(Element data from apps and pages)

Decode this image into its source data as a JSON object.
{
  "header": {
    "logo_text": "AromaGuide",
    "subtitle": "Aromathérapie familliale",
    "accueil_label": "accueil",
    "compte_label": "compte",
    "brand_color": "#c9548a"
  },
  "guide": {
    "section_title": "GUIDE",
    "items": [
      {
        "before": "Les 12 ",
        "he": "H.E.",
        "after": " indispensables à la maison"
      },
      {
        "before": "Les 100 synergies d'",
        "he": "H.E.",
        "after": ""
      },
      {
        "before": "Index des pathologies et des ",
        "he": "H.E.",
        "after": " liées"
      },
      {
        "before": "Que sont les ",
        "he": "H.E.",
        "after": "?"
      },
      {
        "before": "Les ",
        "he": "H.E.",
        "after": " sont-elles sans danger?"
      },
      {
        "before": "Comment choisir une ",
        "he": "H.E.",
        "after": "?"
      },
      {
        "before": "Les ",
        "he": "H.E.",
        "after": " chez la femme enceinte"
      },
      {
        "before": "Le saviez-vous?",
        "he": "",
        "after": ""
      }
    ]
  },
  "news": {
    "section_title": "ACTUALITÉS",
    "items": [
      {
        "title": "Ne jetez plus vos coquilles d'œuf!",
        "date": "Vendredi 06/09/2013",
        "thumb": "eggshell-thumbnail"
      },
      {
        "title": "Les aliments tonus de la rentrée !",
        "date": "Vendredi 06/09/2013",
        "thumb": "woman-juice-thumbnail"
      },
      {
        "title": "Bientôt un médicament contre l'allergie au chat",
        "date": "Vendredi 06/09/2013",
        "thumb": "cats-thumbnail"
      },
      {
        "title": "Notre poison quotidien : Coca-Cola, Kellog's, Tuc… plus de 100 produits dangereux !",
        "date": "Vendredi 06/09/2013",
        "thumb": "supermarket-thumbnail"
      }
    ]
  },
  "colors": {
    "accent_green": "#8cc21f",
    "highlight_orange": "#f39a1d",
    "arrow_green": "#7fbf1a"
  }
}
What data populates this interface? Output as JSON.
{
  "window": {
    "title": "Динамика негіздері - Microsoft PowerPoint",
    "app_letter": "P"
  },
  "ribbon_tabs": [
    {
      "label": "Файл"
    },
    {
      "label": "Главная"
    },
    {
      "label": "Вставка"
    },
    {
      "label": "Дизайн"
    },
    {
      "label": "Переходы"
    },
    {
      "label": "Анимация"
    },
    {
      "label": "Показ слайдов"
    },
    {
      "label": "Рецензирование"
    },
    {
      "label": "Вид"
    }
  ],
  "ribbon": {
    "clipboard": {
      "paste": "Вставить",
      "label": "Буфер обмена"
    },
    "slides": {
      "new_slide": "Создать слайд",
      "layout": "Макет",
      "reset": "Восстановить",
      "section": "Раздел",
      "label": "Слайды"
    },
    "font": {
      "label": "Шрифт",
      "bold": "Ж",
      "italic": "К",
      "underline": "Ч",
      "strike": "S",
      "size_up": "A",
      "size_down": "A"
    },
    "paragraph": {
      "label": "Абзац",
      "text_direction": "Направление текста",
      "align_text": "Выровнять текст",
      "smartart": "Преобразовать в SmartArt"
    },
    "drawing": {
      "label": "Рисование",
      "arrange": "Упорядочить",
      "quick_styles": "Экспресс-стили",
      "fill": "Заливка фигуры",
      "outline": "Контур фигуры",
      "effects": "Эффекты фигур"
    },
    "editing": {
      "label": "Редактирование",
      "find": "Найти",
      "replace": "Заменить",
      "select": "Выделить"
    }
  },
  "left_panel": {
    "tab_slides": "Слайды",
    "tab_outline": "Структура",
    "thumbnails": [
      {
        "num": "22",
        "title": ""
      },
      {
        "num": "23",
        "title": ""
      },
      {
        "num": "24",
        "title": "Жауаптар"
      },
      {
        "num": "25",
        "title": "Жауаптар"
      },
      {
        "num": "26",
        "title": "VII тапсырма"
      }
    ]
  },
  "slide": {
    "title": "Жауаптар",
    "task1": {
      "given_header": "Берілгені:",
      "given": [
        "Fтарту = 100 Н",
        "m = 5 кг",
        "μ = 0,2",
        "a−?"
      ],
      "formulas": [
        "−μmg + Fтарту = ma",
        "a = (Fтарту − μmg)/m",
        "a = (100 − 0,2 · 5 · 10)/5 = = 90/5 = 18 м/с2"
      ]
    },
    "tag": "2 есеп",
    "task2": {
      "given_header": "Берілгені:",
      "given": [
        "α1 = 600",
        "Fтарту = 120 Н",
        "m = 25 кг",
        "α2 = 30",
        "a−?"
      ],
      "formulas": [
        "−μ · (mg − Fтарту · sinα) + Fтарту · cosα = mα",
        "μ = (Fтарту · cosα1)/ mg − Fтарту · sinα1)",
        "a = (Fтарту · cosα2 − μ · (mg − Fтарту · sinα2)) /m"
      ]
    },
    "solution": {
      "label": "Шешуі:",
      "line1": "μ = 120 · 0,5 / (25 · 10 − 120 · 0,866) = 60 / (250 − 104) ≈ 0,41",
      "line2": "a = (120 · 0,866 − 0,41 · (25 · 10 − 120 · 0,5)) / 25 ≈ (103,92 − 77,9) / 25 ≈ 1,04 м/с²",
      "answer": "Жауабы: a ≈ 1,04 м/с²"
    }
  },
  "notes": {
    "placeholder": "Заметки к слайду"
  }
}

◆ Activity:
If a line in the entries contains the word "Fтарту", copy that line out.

◆ Expected output:
        "Fтарту = 100 Н",
        "−μmg + Fтарту = ma",
        "a = (Fтарту − μmg)/m",
        "Fтарту = 120 Н",
        "−μ · (mg − Fтарту · sinα) + Fтарту · cosα = mα",
        "μ = (Fтарту · cosα1)/ mg − Fтарту · sinα1)",
        "a = (Fтарту · cosα2 − μ · (mg − Fтарту · sinα2)) /m"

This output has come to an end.